Corina, D.P & Grosvald, M. Lachaud, C. (2011). Perceptual invariance or orientation specificity in American Sign Language? Evidence from repetition priming for signs and gesture. Language and Cognitive Processes, 26 (8) pp. 1102-1135. ____________________________________________________________________________________________
Repetition priming has been successfully employed to examine stages of processing in a wide variety of cognitive domains including language, object recognition, and memory. This study uses a novel repetition priming paradigm in the context of a categorisation task to explore early stages in the processing of American Sign Language signs and self-grooming gestures. Specifically, we investigated the degree to which deaf signers’ and hearing nonsigners’ perception of these linguistic or nonlinguistic actions might be differentially robust to changes in perceptual viewpoint. We conjectured that to the extent that signers were accessing language-specific representations in their performance of the task, they might show more similar priming effects under different viewing conditions than hearing subjects. In essence, this would provide evidence for a visually based “lack of invariance” phenomenon.
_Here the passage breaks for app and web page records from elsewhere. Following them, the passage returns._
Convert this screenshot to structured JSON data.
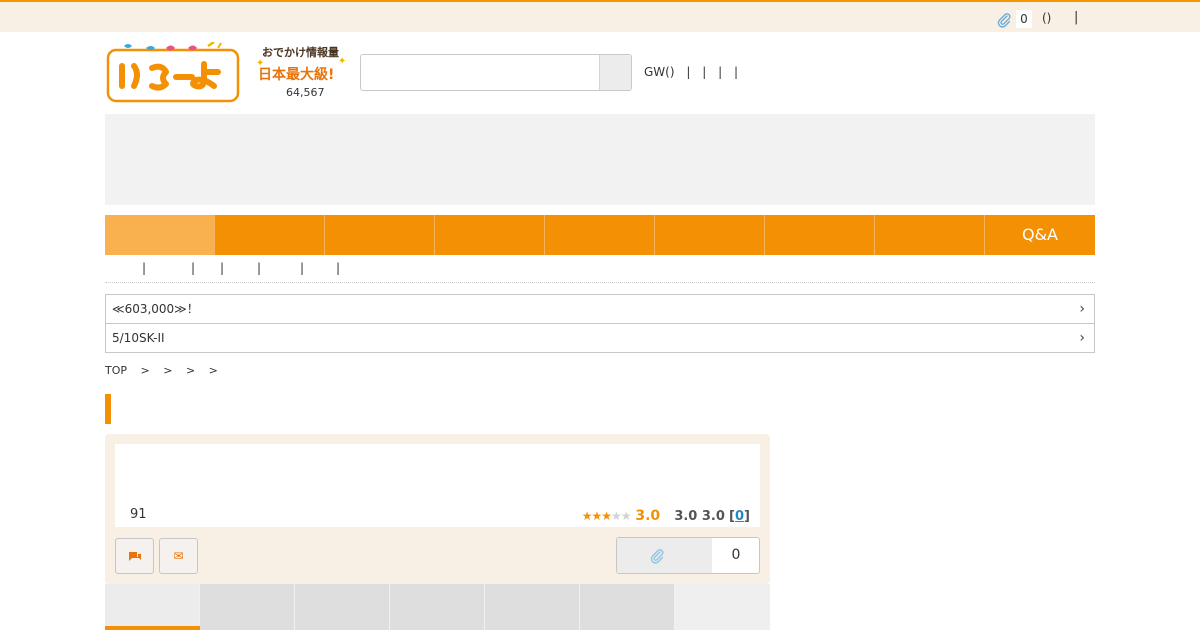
{
  "topbar": {
    "clip_icon": "paperclip-icon",
    "clip_count": "0",
    "paren": "()",
    "separator": "|"
  },
  "header": {
    "logo_text": "いこーよ",
    "tagline_line1": "おでかけ情報量",
    "tagline_line2": "日本最大級!",
    "spot_count": "64,567",
    "search": {
      "placeholder": "",
      "value": ""
    },
    "links": [
      "GW()",
      "|",
      "|",
      "|",
      "|"
    ]
  },
  "nav": {
    "tabs": [
      "",
      "",
      "",
      "",
      "",
      "",
      "",
      "",
      "Q&A"
    ]
  },
  "subnav": {
    "separators": [
      "|",
      "|",
      "|",
      "|",
      "|",
      "|"
    ]
  },
  "notices": [
    {
      "text": "≪603,000≫！",
      "icon": "chevron-right-icon"
    },
    {
      "text": "5/10SK-II",
      "icon": "chevron-right-icon"
    }
  ],
  "breadcrumb": [
    "TOP",
    ">",
    ">",
    ">",
    ">"
  ],
  "spot": {
    "number": "91",
    "rating_value": 3,
    "rating_score": "3.0",
    "sub_scores": "3.0 3.0",
    "review_link": "0",
    "clip_count": "0",
    "buttons": [
      "chat-icon",
      "mail-icon"
    ]
  },
  "colors": {
    "accent": "#f39004",
    "accent_light": "#f9b150",
    "cream": "#f8efe5"
  }
}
However, if the early stages of visual-action processing are similar for deaf and hearing subjects, then no such difference should be found.
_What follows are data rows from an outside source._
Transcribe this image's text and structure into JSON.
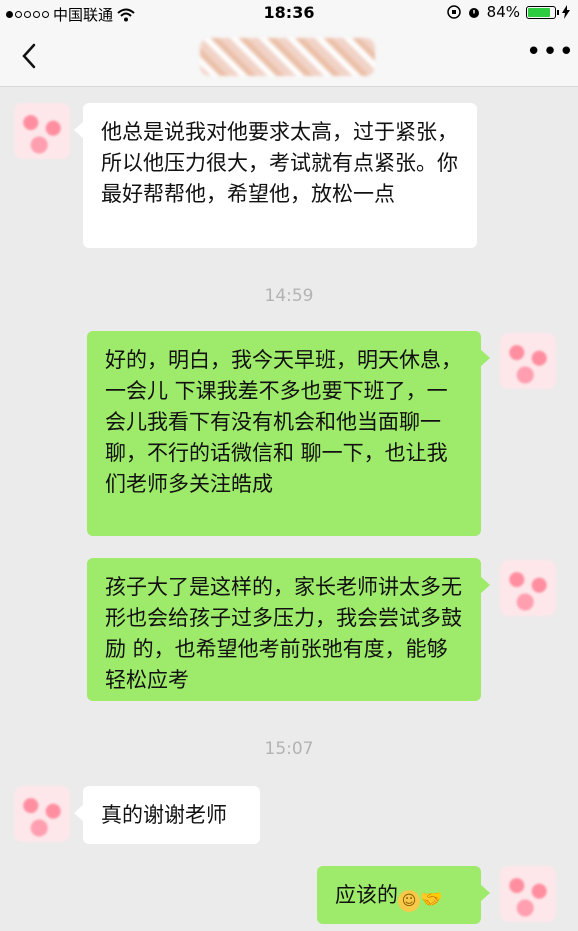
{
  "status_bar": {
    "carrier": "中国联通",
    "time": "18:36",
    "battery_percent": "84%",
    "battery_level": 0.84
  },
  "nav": {
    "back_icon": "chevron-left-icon",
    "more_icon": "more-dots-icon",
    "more_label": "•••"
  },
  "messages": [
    {
      "side": "left",
      "text": "他总是说我对他要求太高，过于紧张，所以他压力很大，考试就有点紧张。你最好帮帮他，希望他，放松一点"
    },
    {
      "timestamp": "14:59"
    },
    {
      "side": "right",
      "text": "好的，明白，我今天早班，明天休息，一会儿  下课我差不多也要下班了，一会儿我看下有没有机会和他当面聊一聊，不行的话微信和  聊一下，也让我们老师多关注皓成"
    },
    {
      "side": "right",
      "text": "孩子大了是这样的，家长老师讲太多无形也会给孩子过多压力，我会尝试多鼓励  的，也希望他考前张弛有度，能够轻松应考"
    },
    {
      "timestamp": "15:07"
    },
    {
      "side": "left",
      "text": "真的谢谢老师"
    },
    {
      "side": "right",
      "text": "应该的"
    }
  ],
  "emoji": {
    "smile": "☺",
    "handshake": "🤝"
  }
}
In both groups, we observed robust effects of viewpoint, indicating that repetition priming for identical prime–target pairs was greater than in cases of categorisation in which the prime and target varied in viewpoint. However, we found little evidence of group-related differences that could be interpreted as effects of perceptual invariance. These outcomes indicate that initial stages of sign and gesture recognition required for the categorisation of action types do not differ as a function of experience with a signed language. Instead, our data are consistent with and extend previously described visual-perceptual studies that have reported evidence for orientation-specific representations of human actions.